With the exception of AB80, which was donated to the Egypt Centre by the University of Wales, Aberystwyth, the headrests on display in the Egypt Centre were purchased by Sir Henry Wellcome at a Sotheby auction in 1906. They had been part of the collection owned by Robert de Rustafjaell.
Headrests, a type of pillow to support the head, have been found in tombs from the beginning of the Old Kingdom (2613-2160 BC) and continued through the Ptolemaic Period (332-32BC). They usually consist of a curved upper piece on which the head rested, mounted on a pillar set in a supporting base and were the same basic shape throughout their long history. They were mainly made of wood, but stone examples have been found (e.g. W343 in Amarna case in House of Life). However, some Egyptologists suggest that most stone headrests were made for use in the Afterlife and were not intended for everyday use.
Headrests have been found close to the head of the mummy within the tomb, either on top of the coffin, or within it. It is believed they were protecting the head from being severed from the body after death. They could also be elevating the head so the face was aligned with the ‘eye panel’ on the coffin side. The importance of the headrest is shown by the fact that even the poorest graves at Giza had a brick or rough stone block beneath the head of the dead person. They have not only been found in graves but also in the houses of workmen in Deir el-Medina. Many have been found with linen cloth wrapped around the crescent shape probably to ease discomfort.
Symbolically, the headrest was connected with the sun, which like the head was lowered in the evening and arose in the day. The headrest represents the hieroglyph akhet sign for the sun in the horizon.
Headrests with fluted stems are typical of the Old Kingdom. Alabaster examples are known from the 5th Dynasty, although the most common type was of wood. Headrests of the New Kingdom (1550-1070 BC) were more elaborate: for example in the shape of a folding stool and decorated with the head of the god Bes. Figures of Bes also appeared on more conventionally-shaped headrests, adding further protection for the head. A headrest from the tomb of Tutankhamun has two lions upon the base. Two lions were said to guard the sun’s passage across the sky.

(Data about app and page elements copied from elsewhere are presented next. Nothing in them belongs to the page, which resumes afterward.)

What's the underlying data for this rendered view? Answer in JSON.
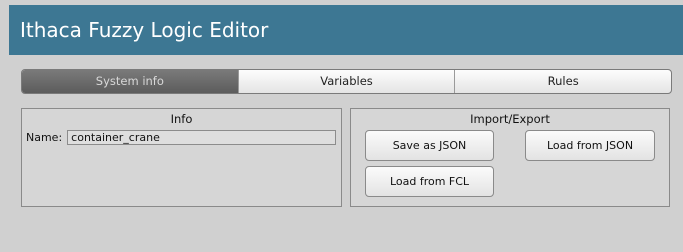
{
  "app": {
    "title": "Ithaca Fuzzy Logic Editor"
  },
  "tabs": [
    {
      "label": "System info",
      "active": true
    },
    {
      "label": "Variables",
      "active": false
    },
    {
      "label": "Rules",
      "active": false
    }
  ],
  "info_panel": {
    "title": "Info",
    "name_label": "Name:",
    "name_value": "container_crane"
  },
  "io_panel": {
    "title": "Import/Export",
    "save_json_label": "Save as JSON",
    "load_json_label": "Load from JSON",
    "load_fcl_label": "Load from FCL"
  },
  "colors": {
    "titlebar": "#3d7793",
    "active_tab": "#666666",
    "background": "#d0d0d0"
  }
}
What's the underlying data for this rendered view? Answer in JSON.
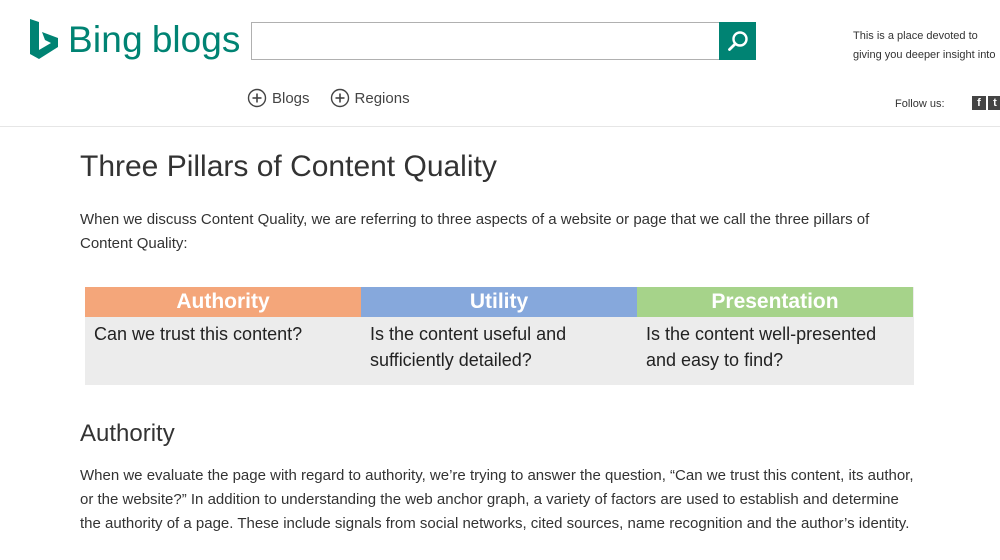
{
  "brand": {
    "name_bing": "Bing",
    "name_blogs": "blogs",
    "accent_color": "#008373"
  },
  "search": {
    "placeholder": "",
    "value": "",
    "button_icon": "search-icon"
  },
  "tagline": "This is a place devoted to giving you deeper insight into the news, trends, people and technology behind Bing.",
  "nav": {
    "items": [
      {
        "label": "Blogs",
        "icon": "plus-circle-icon"
      },
      {
        "label": "Regions",
        "icon": "plus-circle-icon"
      }
    ]
  },
  "follow": {
    "label": "Follow us:",
    "facebook_glyph": "f",
    "twitter_glyph": "t"
  },
  "article": {
    "title": "Three Pillars of Content Quality",
    "intro": "When we discuss Content Quality, we are referring to three aspects of a website or page that we call the three pillars of Content Quality:",
    "pillars": [
      {
        "title": "Authority",
        "question": "Can we trust this content?",
        "color": "#f4a67a"
      },
      {
        "title": "Utility",
        "question": "Is the content useful and sufficiently detailed?",
        "color": "#86a8dc"
      },
      {
        "title": "Presentation",
        "question": "Is the content well-presented and easy to find?",
        "color": "#a6d38a"
      }
    ],
    "section_title": "Authority",
    "section_body": "When we evaluate the page with regard to authority, we’re trying to answer the question, “Can we trust this content, its author, or the website?” In addition to understanding the web anchor graph, a variety of factors are used to establish and determine the authority of a page. These include signals from social networks, cited sources, name recognition and the author’s identity."
  }
}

The magical function of headrests is evident in their appearance as amulets in the New Kingdom. Headrest amulets (e.g amulet BM8315 in amulet case in House of Death) are found only in royal tombs from the 18th Dynasty (1550 – 1295 BC) until the Late Period (747 – 332 BC) when they are more commonly used. Most amulets are made of dark stone but some red, blue and green amulets, colours associated with regeneration, have been found. This amulet may have been used as a substitute but it is also mentioned in the Coffin Texts and Spell 166 of the Book of the Dead, which states the headrest provides physical comfort and protects the deceased from being decapitated!
Andrews, C. 1994. Amulets of Ancient Egypt. London: British Museum Press.
Capel, A. K. and Markoe, G. E. (eds.) 1996. Mistress of the House, Mistress of Heaven: Women in Ancient Egypt. New York: Hudson Hills Press.
Hallinckx, B.R. 2001. The symbolic assimilation of head and sun as expressed by headrests. In S.A.K.: 29-95.
Silverman, D. P. (ed.) 1997. Searching for Ancient Egypt: Art, Architecture, and Artefacts from the University of Pennsylvania Museum of Archaeology and Anthropology. Ithaca: Dallas Museum of Art and University of Pennsylvania Museum.